▶ Records supplied:

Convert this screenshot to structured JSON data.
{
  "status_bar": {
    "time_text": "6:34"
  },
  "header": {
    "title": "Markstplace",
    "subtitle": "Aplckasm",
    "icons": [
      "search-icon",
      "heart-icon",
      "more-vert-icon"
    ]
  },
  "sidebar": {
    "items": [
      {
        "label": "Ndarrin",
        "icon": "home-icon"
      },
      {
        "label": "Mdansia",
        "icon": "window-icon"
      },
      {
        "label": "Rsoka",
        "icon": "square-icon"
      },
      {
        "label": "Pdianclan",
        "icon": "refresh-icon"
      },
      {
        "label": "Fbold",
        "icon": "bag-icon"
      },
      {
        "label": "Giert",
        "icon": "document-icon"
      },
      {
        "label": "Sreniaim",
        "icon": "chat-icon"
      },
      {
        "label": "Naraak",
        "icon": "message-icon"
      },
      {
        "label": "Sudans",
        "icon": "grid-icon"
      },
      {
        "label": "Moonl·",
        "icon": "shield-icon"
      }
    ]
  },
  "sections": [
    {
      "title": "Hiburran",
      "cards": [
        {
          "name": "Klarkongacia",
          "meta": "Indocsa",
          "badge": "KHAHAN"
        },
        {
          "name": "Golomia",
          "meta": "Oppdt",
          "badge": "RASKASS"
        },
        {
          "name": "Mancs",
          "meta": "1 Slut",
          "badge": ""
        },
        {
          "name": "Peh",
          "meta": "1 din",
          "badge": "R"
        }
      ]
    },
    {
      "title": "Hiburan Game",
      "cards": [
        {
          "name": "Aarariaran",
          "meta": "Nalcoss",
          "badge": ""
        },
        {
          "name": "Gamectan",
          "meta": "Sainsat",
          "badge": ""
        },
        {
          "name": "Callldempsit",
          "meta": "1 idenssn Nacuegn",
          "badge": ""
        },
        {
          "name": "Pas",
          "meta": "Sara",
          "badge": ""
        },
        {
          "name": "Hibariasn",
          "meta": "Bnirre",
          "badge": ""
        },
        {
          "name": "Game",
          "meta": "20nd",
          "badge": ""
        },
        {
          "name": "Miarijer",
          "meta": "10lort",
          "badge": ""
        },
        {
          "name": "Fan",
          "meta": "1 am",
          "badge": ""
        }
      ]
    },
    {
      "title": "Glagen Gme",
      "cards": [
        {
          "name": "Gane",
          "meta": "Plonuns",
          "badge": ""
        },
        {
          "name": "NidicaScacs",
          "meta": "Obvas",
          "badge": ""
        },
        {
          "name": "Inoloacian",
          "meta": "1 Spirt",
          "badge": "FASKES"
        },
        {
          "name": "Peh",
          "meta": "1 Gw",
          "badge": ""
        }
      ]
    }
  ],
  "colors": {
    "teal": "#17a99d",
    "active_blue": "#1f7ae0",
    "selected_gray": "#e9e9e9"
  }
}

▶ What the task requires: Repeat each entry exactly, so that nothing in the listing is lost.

▶ Finished task:
Convert this screenshot to structured JSON data.
{
  "status_bar": {
    "time_text": "6:34"
  },
  "header": {
    "title": "Markstplace",
    "subtitle": "Aplckasm",
    "icons": [
      "search-icon",
      "heart-icon",
      "more-vert-icon"
    ]
  },
  "sidebar": {
    "items": [
      {
        "label": "Ndarrin",
        "icon": "home-icon"
      },
      {
        "label": "Mdansia",
        "icon": "window-icon"
      },
      {
        "label": "Rsoka",
        "icon": "square-icon"
      },
      {
        "label": "Pdianclan",
        "icon": "refresh-icon"
      },
      {
        "label": "Fbold",
        "icon": "bag-icon"
      },
      {
        "label": "Giert",
        "icon": "document-icon"
      },
      {
        "label": "Sreniaim",
        "icon": "chat-icon"
      },
      {
        "label": "Naraak",
        "icon": "message-icon"
      },
      {
        "label": "Sudans",
        "icon": "grid-icon"
      },
      {
        "label": "Moonl·",
        "icon": "shield-icon"
      }
    ]
  },
  "sections": [
    {
      "title": "Hiburran",
      "cards": [
        {
          "name": "Klarkongacia",
          "meta": "Indocsa",
          "badge": "KHAHAN"
        },
        {
          "name": "Golomia",
          "meta": "Oppdt",
          "badge": "RASKASS"
        },
        {
          "name": "Mancs",
          "meta": "1 Slut",
          "badge": ""
        },
        {
          "name": "Peh",
          "meta": "1 din",
          "badge": "R"
        }
      ]
    },
    {
      "title": "Hiburan Game",
      "cards": [
        {
          "name": "Aarariaran",
          "meta": "Nalcoss",
          "badge": ""
        },
        {
          "name": "Gamectan",
          "meta": "Sainsat",
          "badge": ""
        },
        {
          "name": "Callldempsit",
          "meta": "1 idenssn Nacuegn",
          "badge": ""
        },
        {
          "name": "Pas",
          "meta": "Sara",
          "badge": ""
        },
        {
          "name": "Hibariasn",
          "meta": "Bnirre",
          "badge": ""
        },
        {
          "name": "Game",
          "meta": "20nd",
          "badge": ""
        },
        {
          "name": "Miarijer",
          "meta": "10lort",
          "badge": ""
        },
        {
          "name": "Fan",
          "meta": "1 am",
          "badge": ""
        }
      ]
    },
    {
      "title": "Glagen Gme",
      "cards": [
        {
          "name": "Gane",
          "meta": "Plonuns",
          "badge": ""
        },
        {
          "name": "NidicaScacs",
          "meta": "Obvas",
          "badge": ""
        },
        {
          "name": "Inoloacian",
          "meta": "1 Spirt",
          "badge": "FASKES"
        },
        {
          "name": "Peh",
          "meta": "1 Gw",
          "badge": ""
        }
      ]
    }
  ],
  "colors": {
    "teal": "#17a99d",
    "active_blue": "#1f7ae0",
    "selected_gray": "#e9e9e9"
  }
}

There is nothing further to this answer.